Items from an interface collection.

━━━━━━━━━━━━━━━━━━━━━━━━━━━━━━

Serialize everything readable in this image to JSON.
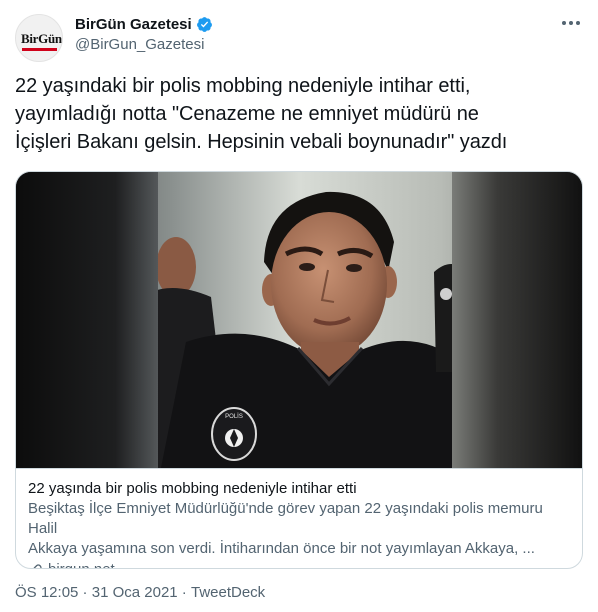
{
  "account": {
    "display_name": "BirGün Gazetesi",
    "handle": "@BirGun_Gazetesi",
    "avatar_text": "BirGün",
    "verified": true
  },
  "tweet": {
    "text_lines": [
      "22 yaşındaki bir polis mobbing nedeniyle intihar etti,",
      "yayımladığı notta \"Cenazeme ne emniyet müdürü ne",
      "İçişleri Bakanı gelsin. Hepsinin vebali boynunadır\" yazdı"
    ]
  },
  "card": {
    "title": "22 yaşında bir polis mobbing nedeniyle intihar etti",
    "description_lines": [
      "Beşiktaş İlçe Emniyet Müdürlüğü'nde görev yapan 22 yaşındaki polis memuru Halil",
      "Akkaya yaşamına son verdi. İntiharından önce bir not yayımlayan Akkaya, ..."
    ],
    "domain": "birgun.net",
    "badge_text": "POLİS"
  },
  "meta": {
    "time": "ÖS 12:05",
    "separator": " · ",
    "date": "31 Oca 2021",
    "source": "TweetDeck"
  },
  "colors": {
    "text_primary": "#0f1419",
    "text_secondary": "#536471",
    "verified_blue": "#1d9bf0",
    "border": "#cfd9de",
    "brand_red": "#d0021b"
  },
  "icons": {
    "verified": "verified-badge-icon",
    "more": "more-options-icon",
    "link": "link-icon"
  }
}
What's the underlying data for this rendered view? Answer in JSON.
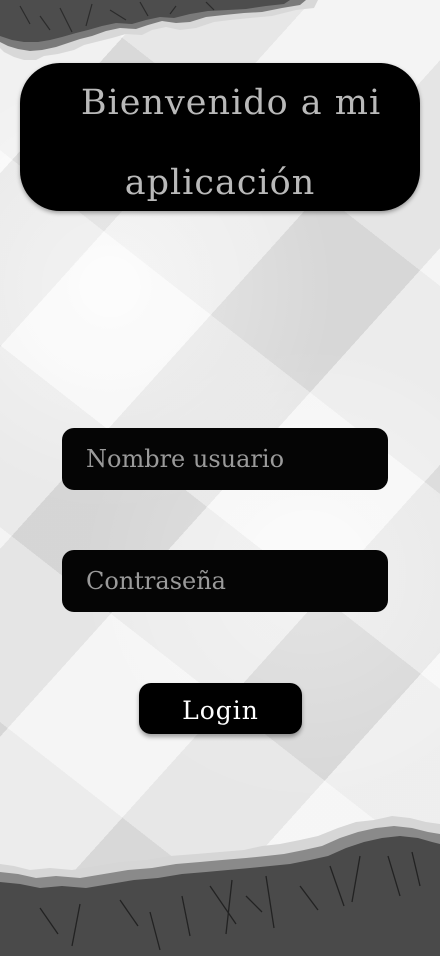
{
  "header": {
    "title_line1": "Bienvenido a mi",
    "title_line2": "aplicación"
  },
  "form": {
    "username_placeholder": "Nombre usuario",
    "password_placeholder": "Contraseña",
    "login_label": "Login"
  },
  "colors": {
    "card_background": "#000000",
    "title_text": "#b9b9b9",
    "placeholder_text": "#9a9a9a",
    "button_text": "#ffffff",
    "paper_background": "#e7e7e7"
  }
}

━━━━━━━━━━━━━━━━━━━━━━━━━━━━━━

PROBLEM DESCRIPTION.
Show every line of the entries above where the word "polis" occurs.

SOLUTION TO THIS PROBLEM.
      "22 yaşındaki bir polis mobbing nedeniyle intihar etti,",
    "title": "22 yaşında bir polis mobbing nedeniyle intihar etti",
      "Beşiktaş İlçe Emniyet Müdürlüğü'nde görev yapan 22 yaşındaki polis memuru Halil",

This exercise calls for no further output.